“I don’t think it’s about the opponent,” said David Krejci when asked to compare his team’s play at home versus on the road. “I think it’s about our game. Stick to the game plan. Our game shouldn’t change. We don’t have two game plans, on the road and at home. We have the same one and we have to buy in. For some reason, we’re doing a better job on the road than at home.”
Compounding matters for the players is the fact that the fans expect the Bruins to be the old school Big, Bad, Bruins and while those days are gone due to the sport evolving into one of speed and skill, those same fans still want to see their favorite team come out on the winning side of the ledger when they pay their hard-earned cash to attend games and since that is not occurring on a frequent basis, TD Garden’s boo-birds are getting louder with each loss.
Defenseman Adam McQuaid feels the fans frustration.
“It just goes without saying that you want to be tough to play against at home and you want this to be a place that teams don’t look forward to coming in and playing,” McQuaid said after the loss to Anaheim. “So yeah, I mean, we have great fans that deserve to come see a winning product. So, I guess it goes without saying, but we would like to be better at home, and improve our record here.”
The Bruins have a long tradition of putting winning products on the ice. As we all remember, the franchise is just five seasons removed from a Stanley Cup championship. After spending the last two seasons watching the playoffs and not seeing their favorite team play in them, the fans’ patience is beginning to wear thin and that may not be fair to the current lineup as there are only six players who played on that Cup winning team on the roster today.
For the most part, this is a young team gaining on-the-job experience but it does not excuse them from executing the game plan as best they can each and every night. Doing so would ensure wins at home, quiet the boo-birds, make the Bruins the team that opponents wish they could avoid, and ultimately, see the club return to the playoffs.

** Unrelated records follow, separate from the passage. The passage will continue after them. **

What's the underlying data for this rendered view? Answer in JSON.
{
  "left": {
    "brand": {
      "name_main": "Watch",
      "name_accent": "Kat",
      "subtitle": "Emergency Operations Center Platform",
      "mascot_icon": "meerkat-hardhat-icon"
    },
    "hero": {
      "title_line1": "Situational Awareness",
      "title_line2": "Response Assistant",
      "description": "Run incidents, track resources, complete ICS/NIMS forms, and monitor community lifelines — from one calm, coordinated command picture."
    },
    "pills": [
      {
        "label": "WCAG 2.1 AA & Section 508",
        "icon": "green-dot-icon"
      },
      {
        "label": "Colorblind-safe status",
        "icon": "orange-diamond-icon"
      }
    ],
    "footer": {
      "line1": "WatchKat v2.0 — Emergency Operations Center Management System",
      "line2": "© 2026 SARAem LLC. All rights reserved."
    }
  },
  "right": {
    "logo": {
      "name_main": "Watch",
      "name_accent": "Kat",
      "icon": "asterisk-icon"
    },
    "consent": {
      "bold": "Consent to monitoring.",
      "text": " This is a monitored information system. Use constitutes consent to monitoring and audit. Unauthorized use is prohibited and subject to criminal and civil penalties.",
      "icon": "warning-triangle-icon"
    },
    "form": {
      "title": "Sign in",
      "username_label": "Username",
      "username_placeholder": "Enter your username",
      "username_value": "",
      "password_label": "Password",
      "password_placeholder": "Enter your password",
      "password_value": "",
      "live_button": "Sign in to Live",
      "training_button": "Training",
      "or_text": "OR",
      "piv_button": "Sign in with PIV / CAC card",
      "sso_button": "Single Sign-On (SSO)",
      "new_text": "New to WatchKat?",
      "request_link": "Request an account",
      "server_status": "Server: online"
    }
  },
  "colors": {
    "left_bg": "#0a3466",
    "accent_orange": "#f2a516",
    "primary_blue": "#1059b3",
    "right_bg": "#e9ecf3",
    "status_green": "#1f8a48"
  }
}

Shawn Hutcheon is the Boston Correspondent for The Fourth Period. Follow him on Twitter.